***** Records provided *****
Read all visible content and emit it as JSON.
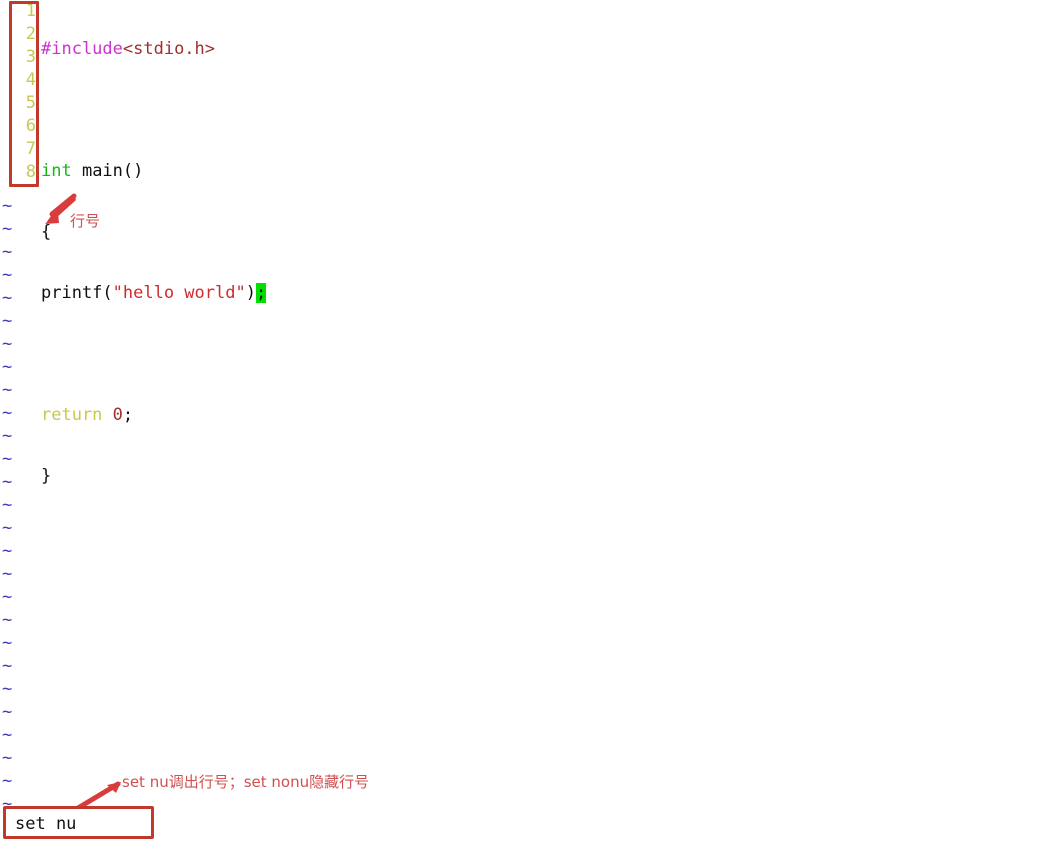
{
  "editor": {
    "mode": "vim",
    "background_color": "#ffffff",
    "gutter": {
      "line_numbers": [
        "1",
        "2",
        "3",
        "4",
        "5",
        "6",
        "7",
        "8"
      ],
      "number_color": "#c8c850",
      "highlight_box_color": "#c0392b"
    },
    "code_lines": [
      {
        "number": "1",
        "tokens": [
          {
            "text": "#include",
            "kind": "preproc"
          },
          {
            "text": "<stdio.h>",
            "kind": "header"
          }
        ]
      },
      {
        "number": "2",
        "tokens": [
          {
            "text": "",
            "kind": "plain"
          }
        ]
      },
      {
        "number": "3",
        "tokens": [
          {
            "text": "int",
            "kind": "type"
          },
          {
            "text": " main()",
            "kind": "plain"
          }
        ]
      },
      {
        "number": "4",
        "tokens": [
          {
            "text": "{",
            "kind": "plain"
          }
        ]
      },
      {
        "number": "5",
        "tokens": [
          {
            "text": "printf(",
            "kind": "plain"
          },
          {
            "text": "\"hello world\"",
            "kind": "string"
          },
          {
            "text": ")",
            "kind": "plain"
          },
          {
            "text": ";",
            "kind": "cursor"
          }
        ]
      },
      {
        "number": "6",
        "tokens": [
          {
            "text": "",
            "kind": "plain"
          }
        ]
      },
      {
        "number": "7",
        "tokens": [
          {
            "text": "return",
            "kind": "keyword"
          },
          {
            "text": " ",
            "kind": "plain"
          },
          {
            "text": "0",
            "kind": "number"
          },
          {
            "text": ";",
            "kind": "plain"
          }
        ]
      },
      {
        "number": "8",
        "tokens": [
          {
            "text": "}",
            "kind": "plain"
          }
        ]
      }
    ],
    "empty_line_marker": "~",
    "empty_line_marker_color": "#3b3bbf",
    "empty_line_count": 27
  },
  "annotations": {
    "gutter_label": "行号",
    "command_label": "set nu调出行号；set nonu隐藏行号",
    "color": "#d05050",
    "arrow_color": "#d83c3c"
  },
  "command_line": {
    "value": "set nu",
    "placeholder": "",
    "border_color": "#c0392b",
    "text_color": "#101010"
  }
}
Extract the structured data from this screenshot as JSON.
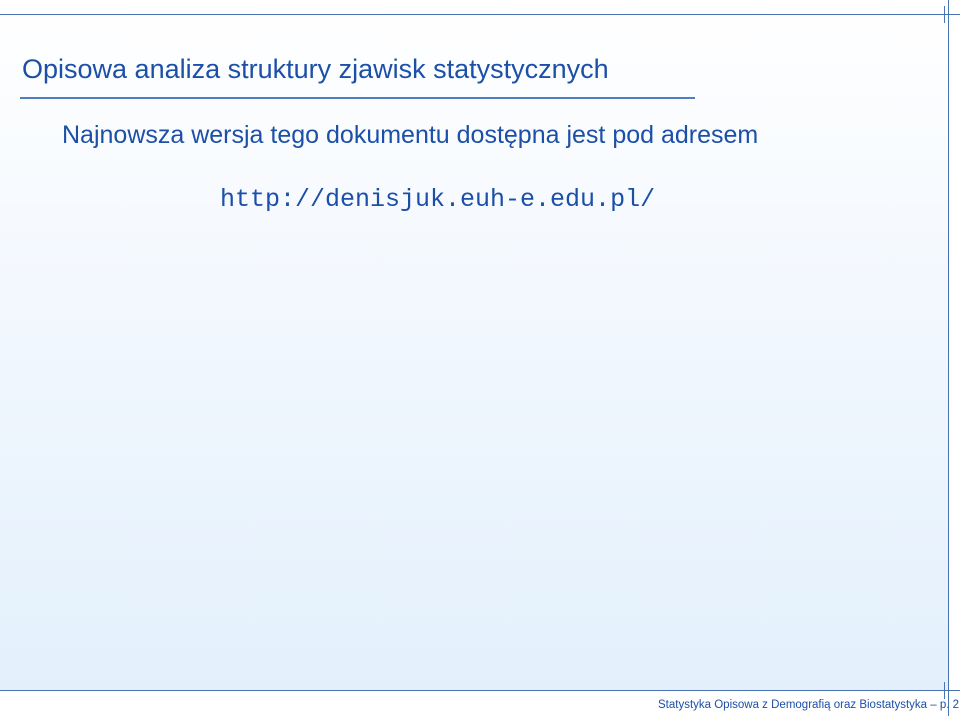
{
  "slide": {
    "title": "Opisowa analiza struktury zjawisk statystycznych",
    "body_text": "Najnowsza wersja tego dokumentu dostępna jest pod adresem",
    "url": "http://denisjuk.euh-e.edu.pl/"
  },
  "footer": {
    "text": "Statystyka Opisowa z Demografią oraz Biostatystyka – p. 2"
  }
}
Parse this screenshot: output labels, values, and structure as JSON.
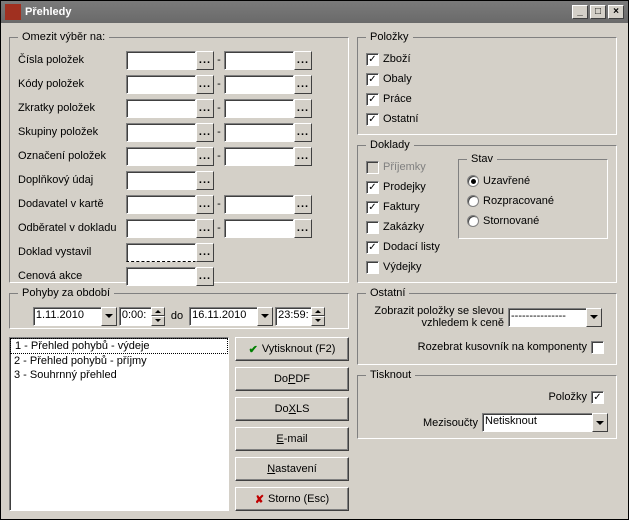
{
  "window": {
    "title": "Přehledy",
    "minimize": "_",
    "maximize": "□",
    "close": "×"
  },
  "limit": {
    "legend": "Omezit výběr na:",
    "rows": {
      "cisla": "Čísla položek",
      "kody": "Kódy položek",
      "zkratky": "Zkratky položek",
      "skupiny": "Skupiny položek",
      "oznaceni": "Označení položek",
      "doplnkovy": "Doplňkový údaj",
      "dodavatel": "Dodavatel v kartě",
      "odberatel": "Odběratel v dokladu",
      "doklad_vystavil": "Doklad vystavil",
      "cenova_akce": "Cenová akce"
    },
    "dotdot": "...",
    "dash": "-"
  },
  "period": {
    "legend": "Pohyby za období",
    "date_from": "1.11.2010",
    "time_from": "0:00:",
    "to_label": "do",
    "date_to": "16.11.2010",
    "time_to": "23:59:"
  },
  "reports": {
    "items": [
      "1 - Přehled pohybů - výdeje",
      "2 - Přehled pohybů - příjmy",
      "3 - Souhrnný přehled"
    ]
  },
  "buttons": {
    "print": "Vytisknout (F2)",
    "pdf_pre": "Do ",
    "pdf_u": "P",
    "pdf_post": "DF",
    "xls_pre": "Do ",
    "xls_u": "X",
    "xls_post": "LS",
    "email_u": "E",
    "email_post": "-mail",
    "nastaveni_u": "N",
    "nastaveni_post": "astavení",
    "storno": "Storno (Esc)"
  },
  "polozky": {
    "legend": "Položky",
    "zbozi": "Zboží",
    "obaly": "Obaly",
    "prace": "Práce",
    "ostatni": "Ostatní"
  },
  "stav": {
    "legend": "Stav",
    "uzavrene": "Uzavřené",
    "rozpracovane": "Rozpracované",
    "stornovane": "Stornované"
  },
  "doklady": {
    "legend": "Doklady",
    "prijemky": "Příjemky",
    "prodejky": "Prodejky",
    "faktury": "Faktury",
    "zakazky": "Zakázky",
    "dodaci": "Dodací listy",
    "vydejky": "Výdejky"
  },
  "ostatni": {
    "legend": "Ostatní",
    "sleva_label": "Zobrazit položky se slevou vzhledem k ceně",
    "sleva_value": "---------------",
    "kusovnik": "Rozebrat kusovník na komponenty"
  },
  "tisknout": {
    "legend": "Tisknout",
    "polozky_label": "Položky",
    "mezisoucty_label": "Mezisoučty",
    "mezisoucty_value": "Netisknout"
  }
}
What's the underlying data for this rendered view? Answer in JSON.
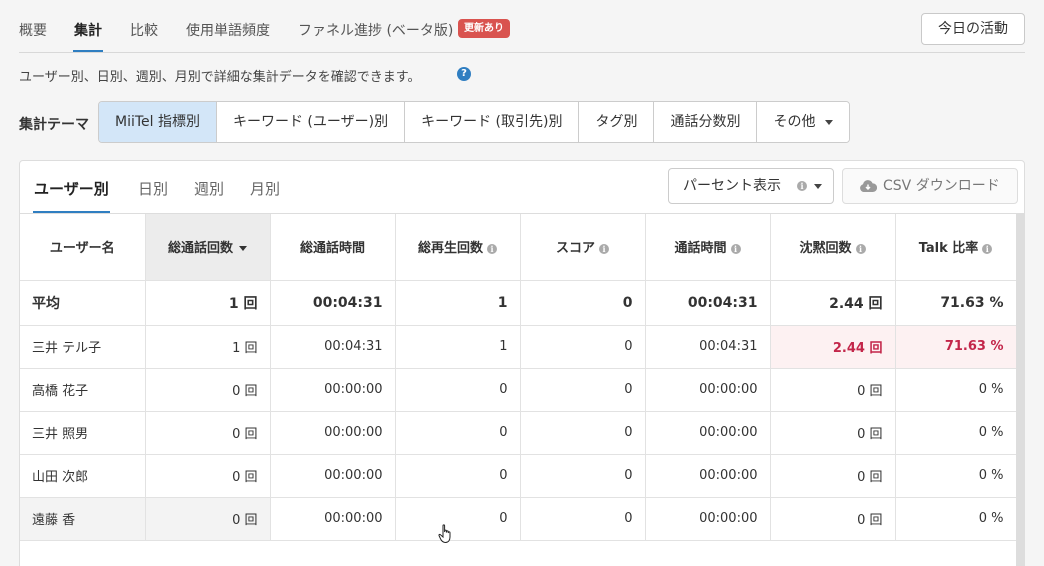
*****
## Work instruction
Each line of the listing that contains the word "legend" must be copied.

## Answer to this problem
    "legend": "Omezit výběr na:",
    "legend": "Pohyby za období",
    "legend": "Položky",
    "legend": "Stav",
    "legend": "Doklady",
    "legend": "Ostatní",
    "legend": "Tisknout",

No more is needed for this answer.